Bentley Motors’ initial attempt at an SUV did wonders for its volume. While its status as an automaker catering exclusively to the rich keeps annual production totals exceptionally low, the Bentayga now accounts for almost half of its total output. After the model’s introduction in 2016, the Bentley’s annual deliveries shot up 33 percent in Europe.
That wasn’t a coincidence.
Ever since Porsche’s massive success with the Cayenne (introduced in 2002, if you can believe it), super-premium marques have been hunting for a way to make expensive crossovers work equally well for them. If you’re seeking supportive evidence, look no further than the Lamborghini Urus, Rolls-Royce Cullinan, Aston Martin DBX, or Ferrari Purosangue. Bentley’s Bentayga also qualifies, though the company has a slight lead over the field, giving it the opportunity continue capitalizing on the segment by introducing another model — just like Porsche did with the Macan.
One of the most exclusive convertibles in the world when it was new, the Bentley Azure was a Rare Ride even in the Nineties. But today’s example is a special pre-production model. It was sent off to Pininfarina as a new Continental R, while the Azure was only a dream in Bentley’s head.
Let’s take a closer look at this incredibly rare cabriolet.
Even if antique autos aren’t your jam, you’ve probably heard of the Blower Bentley. It’s the exceptionally rare racing variant of the brand’s pre-war 4½ Litre model. While perhaps not as iconic as the 6½ Litre/Speed Six, the Blower has become prominent for its ultra-thirsty, persnickety powertrain and straight-line performance. By attaching a Roots-style supercharger to the engine, Bentley turned the standard 4½ Litre into an absolute freight train. Upon seeing it in action, Ettore Bugatti famously referred to the gigantic car as “the fastest lorry in the world.”
Seemingly inspired by other British manufacturers’ recent foray into continuation vehicles, Bentley has decided to rerelease the 1929 Team Blower for a limited production run. Like Jaguar’s XKSS and D-Type, as well as Aston Martin’s DB4 GT, the Bentley will be recreated as painstakingly close to the original as possible.
It should come as no surprise to anyone that Bentley is not Chevrolet. The British luxury automaker’s executive suite does not spend its time searching for the thinnest sliver of white space in the brand’s lineup, eager to find a home for a new utility model.
Thus, the Bentayga — an SUV boasting questionable styling that debuted in 2016 — will continue on as the brand’s sole utility vehicle, its CEO says. For now, at least, Bentley has no interest in fleshing out its go-anywhere-in-style lineup.

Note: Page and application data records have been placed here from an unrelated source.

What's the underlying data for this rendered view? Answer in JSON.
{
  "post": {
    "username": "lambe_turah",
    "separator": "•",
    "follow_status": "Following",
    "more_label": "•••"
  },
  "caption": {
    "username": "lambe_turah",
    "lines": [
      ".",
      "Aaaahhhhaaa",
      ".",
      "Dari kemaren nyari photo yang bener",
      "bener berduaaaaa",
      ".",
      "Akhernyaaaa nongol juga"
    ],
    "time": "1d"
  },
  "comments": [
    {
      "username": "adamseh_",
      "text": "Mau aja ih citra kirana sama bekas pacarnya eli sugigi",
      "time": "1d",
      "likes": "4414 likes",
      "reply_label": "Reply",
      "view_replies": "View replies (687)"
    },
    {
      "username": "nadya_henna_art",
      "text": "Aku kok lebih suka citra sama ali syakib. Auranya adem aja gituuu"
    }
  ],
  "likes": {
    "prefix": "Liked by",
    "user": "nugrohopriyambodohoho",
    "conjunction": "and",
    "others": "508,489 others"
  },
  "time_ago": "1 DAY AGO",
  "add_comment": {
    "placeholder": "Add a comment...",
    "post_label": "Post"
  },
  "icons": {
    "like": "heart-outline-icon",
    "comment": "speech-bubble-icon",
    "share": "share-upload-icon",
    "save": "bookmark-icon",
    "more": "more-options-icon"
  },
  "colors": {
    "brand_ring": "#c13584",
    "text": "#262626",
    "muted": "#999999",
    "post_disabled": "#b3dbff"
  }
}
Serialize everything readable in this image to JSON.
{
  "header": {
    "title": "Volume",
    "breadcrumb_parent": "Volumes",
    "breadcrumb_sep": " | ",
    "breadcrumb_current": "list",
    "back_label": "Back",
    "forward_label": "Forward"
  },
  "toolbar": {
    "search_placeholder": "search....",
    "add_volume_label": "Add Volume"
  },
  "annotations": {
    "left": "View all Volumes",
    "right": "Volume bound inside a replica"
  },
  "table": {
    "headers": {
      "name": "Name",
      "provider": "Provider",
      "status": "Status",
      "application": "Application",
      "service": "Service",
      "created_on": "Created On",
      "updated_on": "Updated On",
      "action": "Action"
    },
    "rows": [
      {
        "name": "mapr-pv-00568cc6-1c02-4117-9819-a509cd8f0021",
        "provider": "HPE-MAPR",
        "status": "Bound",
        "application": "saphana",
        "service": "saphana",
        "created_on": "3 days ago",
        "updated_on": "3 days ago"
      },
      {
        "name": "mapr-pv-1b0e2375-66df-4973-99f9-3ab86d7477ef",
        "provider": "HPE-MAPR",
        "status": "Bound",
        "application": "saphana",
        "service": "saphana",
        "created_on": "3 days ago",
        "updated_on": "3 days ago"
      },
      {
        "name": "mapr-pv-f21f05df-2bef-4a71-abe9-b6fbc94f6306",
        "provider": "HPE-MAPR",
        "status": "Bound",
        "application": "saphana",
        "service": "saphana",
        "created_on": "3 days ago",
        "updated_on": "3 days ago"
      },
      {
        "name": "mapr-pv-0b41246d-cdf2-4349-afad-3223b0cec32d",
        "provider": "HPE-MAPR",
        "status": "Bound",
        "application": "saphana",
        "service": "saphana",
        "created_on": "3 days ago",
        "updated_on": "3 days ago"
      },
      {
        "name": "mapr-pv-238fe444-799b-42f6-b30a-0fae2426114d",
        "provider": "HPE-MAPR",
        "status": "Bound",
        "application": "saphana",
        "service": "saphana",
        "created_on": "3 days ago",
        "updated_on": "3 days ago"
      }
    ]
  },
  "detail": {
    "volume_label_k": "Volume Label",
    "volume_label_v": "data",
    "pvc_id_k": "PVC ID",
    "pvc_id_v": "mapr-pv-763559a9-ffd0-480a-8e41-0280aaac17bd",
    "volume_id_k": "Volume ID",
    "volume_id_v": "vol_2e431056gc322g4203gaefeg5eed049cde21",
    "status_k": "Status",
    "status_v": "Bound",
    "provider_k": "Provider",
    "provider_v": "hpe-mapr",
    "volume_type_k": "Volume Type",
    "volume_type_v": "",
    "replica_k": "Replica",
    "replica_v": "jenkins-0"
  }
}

Bentley’s celebrating its centenary this month, but rather than launch some dingus special edition, the automaker issued a promise that the all-new Flying Spur will redefine contemporary craftsmanship and luxury when it finally debuts. It’s also offering a limited run of extravagant books illustrating the brand’s history.
While the cheapest of these printed works will set you back £3,000 ($3,837), there will be a “100 Carat Edition” that costs £200,000 ($255,811) per copy. Weighing more than 66 pounds, the book comes laden with 100 carats of diamonds. At over 3 feet wide, and housing gatefolds that can double those dimensions, Bentley proudly proclaims the 800-page monstrosity as the “heaviest book ever produced” for an automotive brand.